- WORK TO COMPLETE: Write out the listing in full, matching it word for word.

- LISTED ENTRIES:

== Segment start ==

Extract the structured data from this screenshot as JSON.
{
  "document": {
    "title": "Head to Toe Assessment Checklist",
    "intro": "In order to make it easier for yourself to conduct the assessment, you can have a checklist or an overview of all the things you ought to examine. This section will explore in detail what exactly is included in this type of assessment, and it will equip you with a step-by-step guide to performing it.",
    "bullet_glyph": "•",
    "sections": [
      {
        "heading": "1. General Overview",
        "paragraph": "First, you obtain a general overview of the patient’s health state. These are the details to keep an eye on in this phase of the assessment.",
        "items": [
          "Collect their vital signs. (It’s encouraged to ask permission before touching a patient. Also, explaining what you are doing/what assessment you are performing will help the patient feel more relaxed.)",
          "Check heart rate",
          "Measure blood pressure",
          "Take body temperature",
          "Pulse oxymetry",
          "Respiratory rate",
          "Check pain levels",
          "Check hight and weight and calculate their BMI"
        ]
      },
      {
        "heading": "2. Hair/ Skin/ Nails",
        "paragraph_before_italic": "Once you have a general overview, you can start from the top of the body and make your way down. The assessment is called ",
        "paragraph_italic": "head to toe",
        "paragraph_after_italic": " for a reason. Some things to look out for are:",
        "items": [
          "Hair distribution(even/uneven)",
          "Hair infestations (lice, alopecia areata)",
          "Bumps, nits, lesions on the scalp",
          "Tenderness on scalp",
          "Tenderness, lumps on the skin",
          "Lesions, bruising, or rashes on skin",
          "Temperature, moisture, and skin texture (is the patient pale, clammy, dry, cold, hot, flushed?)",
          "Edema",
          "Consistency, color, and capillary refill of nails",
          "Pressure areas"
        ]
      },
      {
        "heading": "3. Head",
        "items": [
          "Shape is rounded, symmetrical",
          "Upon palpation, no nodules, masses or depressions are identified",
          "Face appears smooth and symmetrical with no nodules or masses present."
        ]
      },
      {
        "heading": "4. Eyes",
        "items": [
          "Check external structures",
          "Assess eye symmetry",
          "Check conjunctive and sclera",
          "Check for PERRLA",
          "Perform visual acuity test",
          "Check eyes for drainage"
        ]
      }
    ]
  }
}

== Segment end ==

- SOLUTION TO THIS TASK:
Extract the structured data from this screenshot as JSON.
{
  "document": {
    "title": "Head to Toe Assessment Checklist",
    "intro": "In order to make it easier for yourself to conduct the assessment, you can have a checklist or an overview of all the things you ought to examine. This section will explore in detail what exactly is included in this type of assessment, and it will equip you with a step-by-step guide to performing it.",
    "bullet_glyph": "•",
    "sections": [
      {
        "heading": "1. General Overview",
        "paragraph": "First, you obtain a general overview of the patient’s health state. These are the details to keep an eye on in this phase of the assessment.",
        "items": [
          "Collect their vital signs. (It’s encouraged to ask permission before touching a patient. Also, explaining what you are doing/what assessment you are performing will help the patient feel more relaxed.)",
          "Check heart rate",
          "Measure blood pressure",
          "Take body temperature",
          "Pulse oxymetry",
          "Respiratory rate",
          "Check pain levels",
          "Check hight and weight and calculate their BMI"
        ]
      },
      {
        "heading": "2. Hair/ Skin/ Nails",
        "paragraph_before_italic": "Once you have a general overview, you can start from the top of the body and make your way down. The assessment is called ",
        "paragraph_italic": "head to toe",
        "paragraph_after_italic": " for a reason. Some things to look out for are:",
        "items": [
          "Hair distribution(even/uneven)",
          "Hair infestations (lice, alopecia areata)",
          "Bumps, nits, lesions on the scalp",
          "Tenderness on scalp",
          "Tenderness, lumps on the skin",
          "Lesions, bruising, or rashes on skin",
          "Temperature, moisture, and skin texture (is the patient pale, clammy, dry, cold, hot, flushed?)",
          "Edema",
          "Consistency, color, and capillary refill of nails",
          "Pressure areas"
        ]
      },
      {
        "heading": "3. Head",
        "items": [
          "Shape is rounded, symmetrical",
          "Upon palpation, no nodules, masses or depressions are identified",
          "Face appears smooth and symmetrical with no nodules or masses present."
        ]
      },
      {
        "heading": "4. Eyes",
        "items": [
          "Check external structures",
          "Assess eye symmetry",
          "Check conjunctive and sclera",
          "Check for PERRLA",
          "Perform visual acuity test",
          "Check eyes for drainage"
        ]
      }
    ]
  }
}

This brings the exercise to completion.